Mabel Young: a generous life steeped in education and music
Mabel Young (’63) has devoted her life to music and supporting students’ dreams.
As a new Acadia music student in 1960, she was delighted that piano instruction would be included in her tuition. Later, a fellow student in her residence introduced her to playing the organ, which became a lifelong passion. Today, Mabel still plays the organ at churches in Hamilton, Ontario, where she lives.
Now retired from a long and rewarding career as a counsellor and educator, Mabel continues to encourage students. In 2014, she established a Young Entrance Scholarship in Music. While preference is for any student studying organ, it may be awarded to any entering student with an interest in pursuing church music.
Then, in 2020, she established a second Young Entrance Scholarship as part of Campaign for Acadia. This one is awarded to entering students in any discipline in recognition of academic achievement. She has also donated generously for repairs to the Manning Memorial Chapel organ and has made gifts during class anniversary years.
Starting a life in Canada
When Mabel arrived at Acadia from Hong Kong in 1960, she did not expect to stay in Canada long-term. Following her graduation in 1963 with a BMus as a piano major, she earned an MA at McGill University in Montreal before returning to Hong Kong. There, she secured a position at the all-boys King’s College.
Three years passed, and she realized she was missing Canada. “The friends I had at Acadia, in residence for first year – my floor mates were seniors,” Mabel said in an interview for the Acadia Bulletin in 2014. “They took me under their wing and introduced me to the Canadian way of life: brownies and coffee! I spent quite a lot of time drinking coffee.” Her sister May had followed her to Acadia and graduated in 1966.

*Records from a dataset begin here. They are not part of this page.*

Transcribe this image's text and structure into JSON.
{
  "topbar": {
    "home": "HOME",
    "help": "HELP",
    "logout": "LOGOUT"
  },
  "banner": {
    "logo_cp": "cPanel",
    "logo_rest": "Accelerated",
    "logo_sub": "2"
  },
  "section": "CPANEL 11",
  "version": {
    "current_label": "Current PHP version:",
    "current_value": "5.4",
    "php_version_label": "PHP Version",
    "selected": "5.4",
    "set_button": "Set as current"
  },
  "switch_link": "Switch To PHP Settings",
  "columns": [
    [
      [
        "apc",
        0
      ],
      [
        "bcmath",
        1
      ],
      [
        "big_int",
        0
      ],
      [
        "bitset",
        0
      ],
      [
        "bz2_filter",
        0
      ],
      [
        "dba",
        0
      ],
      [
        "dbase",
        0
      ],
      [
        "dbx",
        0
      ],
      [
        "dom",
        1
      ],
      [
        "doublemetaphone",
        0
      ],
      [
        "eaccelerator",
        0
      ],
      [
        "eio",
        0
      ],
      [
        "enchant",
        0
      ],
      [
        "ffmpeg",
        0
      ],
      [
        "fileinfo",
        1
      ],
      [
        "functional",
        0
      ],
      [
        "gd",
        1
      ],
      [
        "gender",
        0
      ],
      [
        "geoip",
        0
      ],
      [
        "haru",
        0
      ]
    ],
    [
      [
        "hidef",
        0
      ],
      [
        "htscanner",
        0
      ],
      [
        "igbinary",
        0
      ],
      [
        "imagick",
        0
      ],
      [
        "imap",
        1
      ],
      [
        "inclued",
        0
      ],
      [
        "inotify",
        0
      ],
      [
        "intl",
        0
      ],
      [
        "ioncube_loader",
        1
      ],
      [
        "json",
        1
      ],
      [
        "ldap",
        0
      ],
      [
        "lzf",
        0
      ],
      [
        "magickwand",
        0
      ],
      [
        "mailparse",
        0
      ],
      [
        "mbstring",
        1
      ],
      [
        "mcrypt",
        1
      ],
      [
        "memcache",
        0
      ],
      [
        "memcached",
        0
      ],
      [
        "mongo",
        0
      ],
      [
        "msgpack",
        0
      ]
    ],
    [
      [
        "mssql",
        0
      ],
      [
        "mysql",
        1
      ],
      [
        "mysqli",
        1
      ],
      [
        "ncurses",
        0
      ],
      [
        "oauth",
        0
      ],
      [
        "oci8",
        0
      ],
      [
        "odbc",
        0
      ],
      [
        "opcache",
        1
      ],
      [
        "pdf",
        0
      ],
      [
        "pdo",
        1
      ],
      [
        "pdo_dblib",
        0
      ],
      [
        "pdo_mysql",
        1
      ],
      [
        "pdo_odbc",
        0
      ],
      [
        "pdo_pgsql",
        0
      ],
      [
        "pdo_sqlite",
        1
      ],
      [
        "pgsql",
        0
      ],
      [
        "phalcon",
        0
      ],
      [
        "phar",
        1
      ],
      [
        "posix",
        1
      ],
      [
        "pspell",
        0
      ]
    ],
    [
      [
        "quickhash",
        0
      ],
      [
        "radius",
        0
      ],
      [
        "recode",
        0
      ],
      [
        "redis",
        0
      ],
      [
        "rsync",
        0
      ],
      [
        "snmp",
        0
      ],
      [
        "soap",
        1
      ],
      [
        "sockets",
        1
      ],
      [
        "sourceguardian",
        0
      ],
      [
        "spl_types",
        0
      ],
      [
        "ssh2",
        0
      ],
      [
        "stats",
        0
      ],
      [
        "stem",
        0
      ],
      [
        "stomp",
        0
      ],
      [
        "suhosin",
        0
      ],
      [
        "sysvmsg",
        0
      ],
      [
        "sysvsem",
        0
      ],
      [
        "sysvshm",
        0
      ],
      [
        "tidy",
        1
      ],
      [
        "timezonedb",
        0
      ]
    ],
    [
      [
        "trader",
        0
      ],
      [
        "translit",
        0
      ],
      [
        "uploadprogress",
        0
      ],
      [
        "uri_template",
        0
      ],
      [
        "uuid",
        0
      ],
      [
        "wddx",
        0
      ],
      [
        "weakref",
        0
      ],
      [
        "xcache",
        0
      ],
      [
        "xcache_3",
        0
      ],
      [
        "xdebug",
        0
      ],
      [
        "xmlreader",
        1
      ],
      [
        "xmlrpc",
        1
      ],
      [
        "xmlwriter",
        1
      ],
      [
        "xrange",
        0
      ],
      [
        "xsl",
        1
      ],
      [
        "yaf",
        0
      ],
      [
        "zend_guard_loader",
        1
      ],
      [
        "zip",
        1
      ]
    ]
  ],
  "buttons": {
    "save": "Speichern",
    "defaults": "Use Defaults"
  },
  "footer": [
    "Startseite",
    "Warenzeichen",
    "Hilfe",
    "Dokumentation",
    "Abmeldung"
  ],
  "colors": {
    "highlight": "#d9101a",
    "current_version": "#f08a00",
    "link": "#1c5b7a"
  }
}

Mabel packed up and returned from Hong Kong to Canada, where she landed a job in Winnipeg. After a year, she moved to eastern Ontario, where she worked for another year before accepting positions in and around Toronto. Within a few years, she had made her home in Hamilton.
Gifts of education, culture and music
In 1979, Mabel was a founder of Columbia Secondary School, which offered university prep and instruction in English as a Second Language (ESL). She served as its principal from 1981 to 1984 and continued working there until her retirement a decade ago.
In 1991, the school’s name changed to Columbia International College, and today it attracts students from more than 70 countries and is known as Canada’s largest boarding school. Its university partners include University of Toronto, McMaster, University of Waterloo, University of Alberta, and Cape Breton University.
An Olympics fanatic, Mabel has attended at least seven Olympic games over the years, as well as international sporting events including figure skating and FIFA soccer. She loves to travel, especially if the trip has a cultural or historical focus. She is also passionate about Chinese culture and visits Hong Kong regularly.
For more than 35 years, Mabel has lived in downtown Hamilton. Her home is filled with memorabilia from Acadia and her worldwide travels, a grand piano and an organ. She has many scrapbooks of special memories, including Acadia reunions, and she keeps in contact with former classmates and friends from residence.
“One of the most important reasons I give to Acadia is that my first job after Winnipeg was through a fellow Acadia alumnus,” she says. “He put a lot of faith in the fact that I graduated from Acadia. He hired me without even meeting me.”
Acadia is also in Mabel’s will, and part of her gift is a Blüthner grand piano. Blüthner pianos, first built in the 1800s, are known for the clarity, warmth and richness of their sound. They are made to last for generations. Such an instrument will reflect Mabel’s love of music as well as her generosity to Acadia and its students for years to come.